TASK DATA -

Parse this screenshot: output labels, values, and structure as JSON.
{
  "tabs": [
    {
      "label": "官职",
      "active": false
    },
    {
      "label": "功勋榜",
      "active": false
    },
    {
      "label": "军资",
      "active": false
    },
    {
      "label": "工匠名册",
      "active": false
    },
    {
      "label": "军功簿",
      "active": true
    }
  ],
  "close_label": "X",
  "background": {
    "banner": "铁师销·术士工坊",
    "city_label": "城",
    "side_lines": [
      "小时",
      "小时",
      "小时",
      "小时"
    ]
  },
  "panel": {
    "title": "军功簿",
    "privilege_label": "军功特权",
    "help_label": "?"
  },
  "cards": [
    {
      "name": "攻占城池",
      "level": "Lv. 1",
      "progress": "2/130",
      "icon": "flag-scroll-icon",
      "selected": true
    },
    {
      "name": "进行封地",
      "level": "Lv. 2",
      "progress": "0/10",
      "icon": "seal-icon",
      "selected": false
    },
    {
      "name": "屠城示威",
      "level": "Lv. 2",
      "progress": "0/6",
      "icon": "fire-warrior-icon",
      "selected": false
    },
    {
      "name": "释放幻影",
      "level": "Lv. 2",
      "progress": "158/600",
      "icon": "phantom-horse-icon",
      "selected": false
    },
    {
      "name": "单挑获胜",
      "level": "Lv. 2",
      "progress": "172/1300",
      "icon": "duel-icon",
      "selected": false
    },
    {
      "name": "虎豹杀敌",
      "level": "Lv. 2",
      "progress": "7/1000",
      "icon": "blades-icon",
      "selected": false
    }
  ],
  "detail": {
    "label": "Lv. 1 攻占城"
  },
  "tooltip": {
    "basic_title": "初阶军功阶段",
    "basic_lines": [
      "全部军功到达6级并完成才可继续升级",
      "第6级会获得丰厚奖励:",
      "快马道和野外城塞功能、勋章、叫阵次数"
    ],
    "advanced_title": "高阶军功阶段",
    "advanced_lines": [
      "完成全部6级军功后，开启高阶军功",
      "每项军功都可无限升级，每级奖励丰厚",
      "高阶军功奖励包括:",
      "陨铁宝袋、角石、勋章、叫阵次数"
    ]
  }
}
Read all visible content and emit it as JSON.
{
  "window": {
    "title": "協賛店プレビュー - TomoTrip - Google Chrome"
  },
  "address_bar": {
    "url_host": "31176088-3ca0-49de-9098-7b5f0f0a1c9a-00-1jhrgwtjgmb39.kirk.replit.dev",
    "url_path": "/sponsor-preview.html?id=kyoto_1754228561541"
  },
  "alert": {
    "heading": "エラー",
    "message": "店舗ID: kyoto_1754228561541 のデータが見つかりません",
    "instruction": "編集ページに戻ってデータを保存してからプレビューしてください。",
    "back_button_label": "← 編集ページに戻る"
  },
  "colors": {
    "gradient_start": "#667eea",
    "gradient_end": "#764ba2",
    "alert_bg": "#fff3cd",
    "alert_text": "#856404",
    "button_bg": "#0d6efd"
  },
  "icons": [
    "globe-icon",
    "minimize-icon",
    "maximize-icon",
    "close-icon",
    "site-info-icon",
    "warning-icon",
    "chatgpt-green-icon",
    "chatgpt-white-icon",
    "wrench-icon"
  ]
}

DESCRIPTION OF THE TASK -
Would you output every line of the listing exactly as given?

TASK RESULT -
Parse this screenshot: output labels, values, and structure as JSON.
{
  "tabs": [
    {
      "label": "官职",
      "active": false
    },
    {
      "label": "功勋榜",
      "active": false
    },
    {
      "label": "军资",
      "active": false
    },
    {
      "label": "工匠名册",
      "active": false
    },
    {
      "label": "军功簿",
      "active": true
    }
  ],
  "close_label": "X",
  "background": {
    "banner": "铁师销·术士工坊",
    "city_label": "城",
    "side_lines": [
      "小时",
      "小时",
      "小时",
      "小时"
    ]
  },
  "panel": {
    "title": "军功簿",
    "privilege_label": "军功特权",
    "help_label": "?"
  },
  "cards": [
    {
      "name": "攻占城池",
      "level": "Lv. 1",
      "progress": "2/130",
      "icon": "flag-scroll-icon",
      "selected": true
    },
    {
      "name": "进行封地",
      "level": "Lv. 2",
      "progress": "0/10",
      "icon": "seal-icon",
      "selected": false
    },
    {
      "name": "屠城示威",
      "level": "Lv. 2",
      "progress": "0/6",
      "icon": "fire-warrior-icon",
      "selected": false
    },
    {
      "name": "释放幻影",
      "level": "Lv. 2",
      "progress": "158/600",
      "icon": "phantom-horse-icon",
      "selected": false
    },
    {
      "name": "单挑获胜",
      "level": "Lv. 2",
      "progress": "172/1300",
      "icon": "duel-icon",
      "selected": false
    },
    {
      "name": "虎豹杀敌",
      "level": "Lv. 2",
      "progress": "7/1000",
      "icon": "blades-icon",
      "selected": false
    }
  ],
  "detail": {
    "label": "Lv. 1 攻占城"
  },
  "tooltip": {
    "basic_title": "初阶军功阶段",
    "basic_lines": [
      "全部军功到达6级并完成才可继续升级",
      "第6级会获得丰厚奖励:",
      "快马道和野外城塞功能、勋章、叫阵次数"
    ],
    "advanced_title": "高阶军功阶段",
    "advanced_lines": [
      "完成全部6级军功后，开启高阶军功",
      "每项军功都可无限升级，每级奖励丰厚",
      "高阶军功奖励包括:",
      "陨铁宝袋、角石、勋章、叫阵次数"
    ]
  }
}
Read all visible content and emit it as JSON.
{
  "window": {
    "title": "協賛店プレビュー - TomoTrip - Google Chrome"
  },
  "address_bar": {
    "url_host": "31176088-3ca0-49de-9098-7b5f0f0a1c9a-00-1jhrgwtjgmb39.kirk.replit.dev",
    "url_path": "/sponsor-preview.html?id=kyoto_1754228561541"
  },
  "alert": {
    "heading": "エラー",
    "message": "店舗ID: kyoto_1754228561541 のデータが見つかりません",
    "instruction": "編集ページに戻ってデータを保存してからプレビューしてください。",
    "back_button_label": "← 編集ページに戻る"
  },
  "colors": {
    "gradient_start": "#667eea",
    "gradient_end": "#764ba2",
    "alert_bg": "#fff3cd",
    "alert_text": "#856404",
    "button_bg": "#0d6efd"
  },
  "icons": [
    "globe-icon",
    "minimize-icon",
    "maximize-icon",
    "close-icon",
    "site-info-icon",
    "warning-icon",
    "chatgpt-green-icon",
    "chatgpt-white-icon",
    "wrench-icon"
  ]
}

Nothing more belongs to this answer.